Testing your Home's Water Quality
Clean and readily accessible drinking water is something that those of us in North America often take for granted. Even when we hear of communities that have contaminated water problems, we still believe it can never happen to us. In reality, our water quality can be susceptible to contaminants.
Some of the more common contaminants include:
Iron Bacteria and Sulphur Bacteria:
These type of bacteria are not known to be harmful or cause disease in humans, however, they do change the colour, smell, and taste of water.
Bacteria that can Cause Disease:
E. coli and Coliform are the most common of these bacteria and present a health risk.
This can cause a yellowish colour in the water and have a bitter taste.
Water can appear black or purple colour and also have a bitter taste.
Hydrogen Sulphide (Sulphur):
Water will have a rotten egg smell and sometimes it is caused by bacteria.
Excessive calcium carbonate in the water.
This can be caused by lead solder or old brass plumbing and can be a health hazard.
Sand or grit
Testing your Water Quality
Testing the water in your home or cottage is a relatively inexpensive and effective way of determining the quality of your drinking water. Basically, you have two options, you can purchase a home test kit and perform the test yourself or you can call your plumber who can perform the test for you.
When it comes to drinking water test kits for home use these are readily available at most local hardware stores and some health food stores. Often these tests are very simple to use.
Cardboard Strip Tests
These tests work by showing you the level of contamination by a change of colour on the test strip once it has been exposed to the water. There are also home test kits available to test for bacteria, pesticides, lead, nitrates, arsenic, nitrites, chlorine, pH, and water hardness. These can be purchased as individual tests or as "all in one" kits. The all in one kits often include several combinations of tests, for some, it could contain all the listed contaminants.
Always check to ensure the kit you choose has been approved by Canadian water quality guidelines. The kit should also include information and instructions on what to do if the test determines that your water is contaminated. Of course, common sense also dictates that if you suspect your water is contaminated you should contact your local public health unit.
For the safety of you and your family, it’s important to test your drinking water at least once per year. If your water source is from a well you should test the water at least twice a year. For anyone who has experienced previous problems with your drinking water, you should test at least once every one to two months.

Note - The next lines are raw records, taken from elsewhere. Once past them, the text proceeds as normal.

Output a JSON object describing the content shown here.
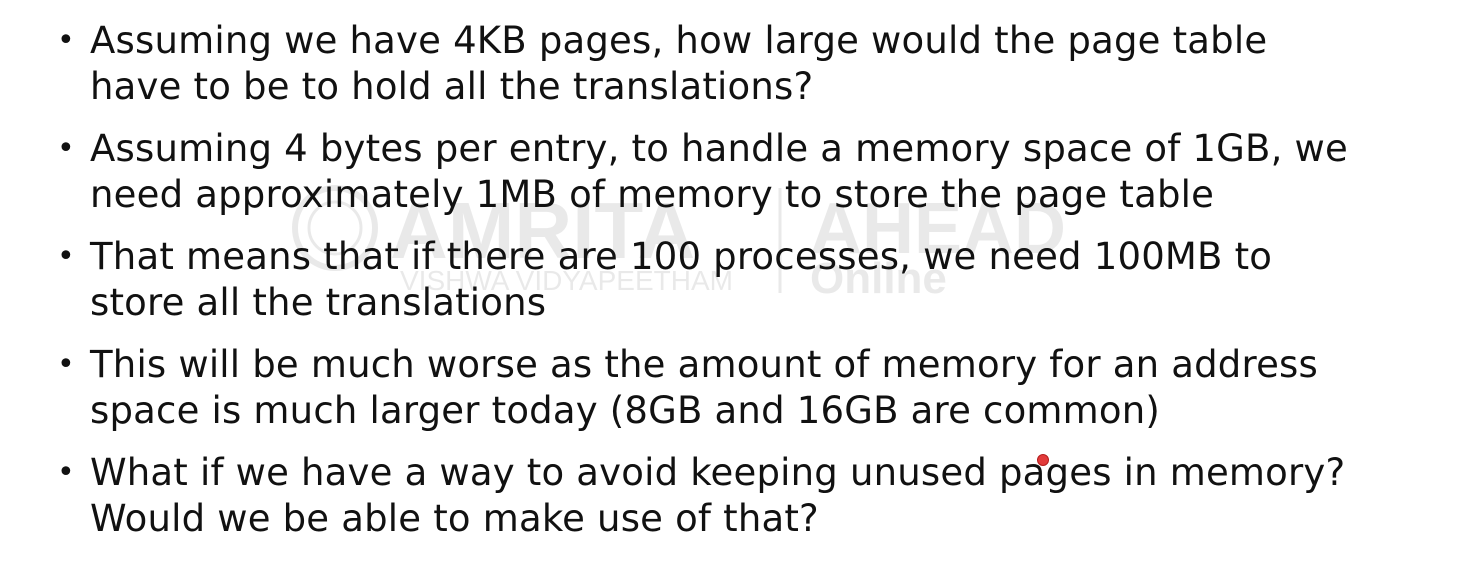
{
  "slide": {
    "bullets": [
      {
        "lines": [
          "Assuming we have 4KB pages, how large would the page table",
          "have to be to hold all the translations?"
        ]
      },
      {
        "lines": [
          "Assuming 4 bytes per entry, to handle a memory space of 1GB, we",
          "need approximately 1MB of memory to store the page table"
        ]
      },
      {
        "lines": [
          "That means that if there are 100 processes, we need 100MB to",
          "store all the translations"
        ]
      },
      {
        "lines": [
          "This will be much worse as the amount of memory for an address",
          "space is much larger today (8GB and 16GB are common)"
        ]
      },
      {
        "lines": [
          "What if we have a way to avoid keeping unused pages in memory?",
          "Would we be able to make use of that?"
        ]
      }
    ],
    "bullet_glyph": "•"
  },
  "watermark": {
    "brand": "AMRITA",
    "subtitle": "VISHWA VIDYAPEETHAM",
    "secondary": "AHEAD",
    "secondary_sub": "Online"
  },
  "colors": {
    "text": "#111111",
    "background": "#ffffff",
    "cursor": "#e23b3b"
  }
}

For more information regarding your home's water quality or for professional service to test your home's water quality, contact us and our team of experts at Taylor's Plumbing will be ready to help.